- WHAT IS REQUIRED
The answer must be the complete listing, copied exactly.
Content starts
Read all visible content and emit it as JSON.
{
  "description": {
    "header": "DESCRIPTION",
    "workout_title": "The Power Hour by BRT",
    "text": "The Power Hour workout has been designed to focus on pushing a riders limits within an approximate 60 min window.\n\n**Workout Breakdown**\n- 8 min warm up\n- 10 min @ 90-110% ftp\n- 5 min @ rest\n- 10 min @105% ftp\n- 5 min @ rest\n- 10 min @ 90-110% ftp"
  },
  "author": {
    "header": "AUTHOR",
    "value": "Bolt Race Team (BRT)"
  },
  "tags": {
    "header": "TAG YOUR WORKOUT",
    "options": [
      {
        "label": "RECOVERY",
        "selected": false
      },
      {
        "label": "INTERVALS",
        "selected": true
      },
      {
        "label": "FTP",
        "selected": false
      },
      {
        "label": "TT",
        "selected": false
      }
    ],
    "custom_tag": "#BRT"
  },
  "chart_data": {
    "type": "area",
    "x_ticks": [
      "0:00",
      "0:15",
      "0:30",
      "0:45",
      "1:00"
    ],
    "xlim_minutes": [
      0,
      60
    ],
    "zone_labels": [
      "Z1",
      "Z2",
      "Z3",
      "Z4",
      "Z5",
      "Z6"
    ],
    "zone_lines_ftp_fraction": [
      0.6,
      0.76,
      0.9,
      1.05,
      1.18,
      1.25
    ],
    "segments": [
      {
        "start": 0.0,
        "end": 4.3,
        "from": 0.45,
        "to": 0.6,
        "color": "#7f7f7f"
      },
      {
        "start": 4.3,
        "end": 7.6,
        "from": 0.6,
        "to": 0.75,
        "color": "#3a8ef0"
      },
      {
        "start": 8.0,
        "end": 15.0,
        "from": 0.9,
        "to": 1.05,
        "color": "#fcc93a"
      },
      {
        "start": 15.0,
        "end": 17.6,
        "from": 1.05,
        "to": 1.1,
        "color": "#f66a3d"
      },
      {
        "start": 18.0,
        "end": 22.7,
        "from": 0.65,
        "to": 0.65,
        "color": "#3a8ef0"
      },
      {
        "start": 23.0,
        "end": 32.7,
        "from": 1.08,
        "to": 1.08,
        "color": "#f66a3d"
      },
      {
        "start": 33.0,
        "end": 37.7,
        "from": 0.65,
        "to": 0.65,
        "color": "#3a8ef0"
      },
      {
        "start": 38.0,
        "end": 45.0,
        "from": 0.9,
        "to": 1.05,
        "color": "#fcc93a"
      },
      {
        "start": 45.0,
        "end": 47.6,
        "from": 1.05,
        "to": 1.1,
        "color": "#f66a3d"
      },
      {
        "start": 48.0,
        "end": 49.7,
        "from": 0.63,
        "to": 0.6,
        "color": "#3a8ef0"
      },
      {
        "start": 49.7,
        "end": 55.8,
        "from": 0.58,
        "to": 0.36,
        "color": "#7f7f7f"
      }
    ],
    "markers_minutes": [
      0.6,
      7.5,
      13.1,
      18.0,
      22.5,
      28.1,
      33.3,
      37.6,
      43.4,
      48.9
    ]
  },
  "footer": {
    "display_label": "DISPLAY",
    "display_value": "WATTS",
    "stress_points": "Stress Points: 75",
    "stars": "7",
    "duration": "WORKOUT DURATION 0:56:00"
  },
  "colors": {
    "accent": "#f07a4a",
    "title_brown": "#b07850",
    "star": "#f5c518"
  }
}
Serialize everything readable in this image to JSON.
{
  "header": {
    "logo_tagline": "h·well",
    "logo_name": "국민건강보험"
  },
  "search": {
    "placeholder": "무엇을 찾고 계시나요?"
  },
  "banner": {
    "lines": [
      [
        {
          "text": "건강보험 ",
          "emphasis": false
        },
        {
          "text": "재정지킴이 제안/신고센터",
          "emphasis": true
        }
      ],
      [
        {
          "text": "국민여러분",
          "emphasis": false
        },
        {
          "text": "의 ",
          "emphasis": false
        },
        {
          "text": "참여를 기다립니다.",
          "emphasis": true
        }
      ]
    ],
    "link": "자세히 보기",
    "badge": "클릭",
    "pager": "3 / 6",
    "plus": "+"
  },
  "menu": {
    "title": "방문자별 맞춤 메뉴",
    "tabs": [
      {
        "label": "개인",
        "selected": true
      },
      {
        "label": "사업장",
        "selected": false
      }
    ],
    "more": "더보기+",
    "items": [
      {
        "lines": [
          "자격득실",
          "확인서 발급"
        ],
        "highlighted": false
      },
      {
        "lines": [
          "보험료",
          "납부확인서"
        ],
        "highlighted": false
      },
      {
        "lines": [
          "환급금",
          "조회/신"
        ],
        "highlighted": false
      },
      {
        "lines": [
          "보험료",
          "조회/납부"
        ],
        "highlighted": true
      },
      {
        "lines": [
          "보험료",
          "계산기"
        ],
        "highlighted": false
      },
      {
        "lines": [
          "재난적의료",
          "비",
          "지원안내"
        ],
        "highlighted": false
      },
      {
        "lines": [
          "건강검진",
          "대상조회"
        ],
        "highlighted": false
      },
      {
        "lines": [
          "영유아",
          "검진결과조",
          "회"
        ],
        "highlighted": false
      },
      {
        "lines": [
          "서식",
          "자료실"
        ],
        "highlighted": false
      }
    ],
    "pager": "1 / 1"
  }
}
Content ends
- EXERCISE RESULT
Read all visible content and emit it as JSON.
{
  "description": {
    "header": "DESCRIPTION",
    "workout_title": "The Power Hour by BRT",
    "text": "The Power Hour workout has been designed to focus on pushing a riders limits within an approximate 60 min window.\n\n**Workout Breakdown**\n- 8 min warm up\n- 10 min @ 90-110% ftp\n- 5 min @ rest\n- 10 min @105% ftp\n- 5 min @ rest\n- 10 min @ 90-110% ftp"
  },
  "author": {
    "header": "AUTHOR",
    "value": "Bolt Race Team (BRT)"
  },
  "tags": {
    "header": "TAG YOUR WORKOUT",
    "options": [
      {
        "label": "RECOVERY",
        "selected": false
      },
      {
        "label": "INTERVALS",
        "selected": true
      },
      {
        "label": "FTP",
        "selected": false
      },
      {
        "label": "TT",
        "selected": false
      }
    ],
    "custom_tag": "#BRT"
  },
  "chart_data": {
    "type": "area",
    "x_ticks": [
      "0:00",
      "0:15",
      "0:30",
      "0:45",
      "1:00"
    ],
    "xlim_minutes": [
      0,
      60
    ],
    "zone_labels": [
      "Z1",
      "Z2",
      "Z3",
      "Z4",
      "Z5",
      "Z6"
    ],
    "zone_lines_ftp_fraction": [
      0.6,
      0.76,
      0.9,
      1.05,
      1.18,
      1.25
    ],
    "segments": [
      {
        "start": 0.0,
        "end": 4.3,
        "from": 0.45,
        "to": 0.6,
        "color": "#7f7f7f"
      },
      {
        "start": 4.3,
        "end": 7.6,
        "from": 0.6,
        "to": 0.75,
        "color": "#3a8ef0"
      },
      {
        "start": 8.0,
        "end": 15.0,
        "from": 0.9,
        "to": 1.05,
        "color": "#fcc93a"
      },
      {
        "start": 15.0,
        "end": 17.6,
        "from": 1.05,
        "to": 1.1,
        "color": "#f66a3d"
      },
      {
        "start": 18.0,
        "end": 22.7,
        "from": 0.65,
        "to": 0.65,
        "color": "#3a8ef0"
      },
      {
        "start": 23.0,
        "end": 32.7,
        "from": 1.08,
        "to": 1.08,
        "color": "#f66a3d"
      },
      {
        "start": 33.0,
        "end": 37.7,
        "from": 0.65,
        "to": 0.65,
        "color": "#3a8ef0"
      },
      {
        "start": 38.0,
        "end": 45.0,
        "from": 0.9,
        "to": 1.05,
        "color": "#fcc93a"
      },
      {
        "start": 45.0,
        "end": 47.6,
        "from": 1.05,
        "to": 1.1,
        "color": "#f66a3d"
      },
      {
        "start": 48.0,
        "end": 49.7,
        "from": 0.63,
        "to": 0.6,
        "color": "#3a8ef0"
      },
      {
        "start": 49.7,
        "end": 55.8,
        "from": 0.58,
        "to": 0.36,
        "color": "#7f7f7f"
      }
    ],
    "markers_minutes": [
      0.6,
      7.5,
      13.1,
      18.0,
      22.5,
      28.1,
      33.3,
      37.6,
      43.4,
      48.9
    ]
  },
  "footer": {
    "display_label": "DISPLAY",
    "display_value": "WATTS",
    "stress_points": "Stress Points: 75",
    "stars": "7",
    "duration": "WORKOUT DURATION 0:56:00"
  },
  "colors": {
    "accent": "#f07a4a",
    "title_brown": "#b07850",
    "star": "#f5c518"
  }
}
Serialize everything readable in this image to JSON.
{
  "header": {
    "logo_tagline": "h·well",
    "logo_name": "국민건강보험"
  },
  "search": {
    "placeholder": "무엇을 찾고 계시나요?"
  },
  "banner": {
    "lines": [
      [
        {
          "text": "건강보험 ",
          "emphasis": false
        },
        {
          "text": "재정지킴이 제안/신고센터",
          "emphasis": true
        }
      ],
      [
        {
          "text": "국민여러분",
          "emphasis": false
        },
        {
          "text": "의 ",
          "emphasis": false
        },
        {
          "text": "참여를 기다립니다.",
          "emphasis": true
        }
      ]
    ],
    "link": "자세히 보기",
    "badge": "클릭",
    "pager": "3 / 6",
    "plus": "+"
  },
  "menu": {
    "title": "방문자별 맞춤 메뉴",
    "tabs": [
      {
        "label": "개인",
        "selected": true
      },
      {
        "label": "사업장",
        "selected": false
      }
    ],
    "more": "더보기+",
    "items": [
      {
        "lines": [
          "자격득실",
          "확인서 발급"
        ],
        "highlighted": false
      },
      {
        "lines": [
          "보험료",
          "납부확인서"
        ],
        "highlighted": false
      },
      {
        "lines": [
          "환급금",
          "조회/신"
        ],
        "highlighted": false
      },
      {
        "lines": [
          "보험료",
          "조회/납부"
        ],
        "highlighted": true
      },
      {
        "lines": [
          "보험료",
          "계산기"
        ],
        "highlighted": false
      },
      {
        "lines": [
          "재난적의료",
          "비",
          "지원안내"
        ],
        "highlighted": false
      },
      {
        "lines": [
          "건강검진",
          "대상조회"
        ],
        "highlighted": false
      },
      {
        "lines": [
          "영유아",
          "검진결과조",
          "회"
        ],
        "highlighted": false
      },
      {
        "lines": [
          "서식",
          "자료실"
        ],
        "highlighted": false
      }
    ],
    "pager": "1 / 1"
  }
}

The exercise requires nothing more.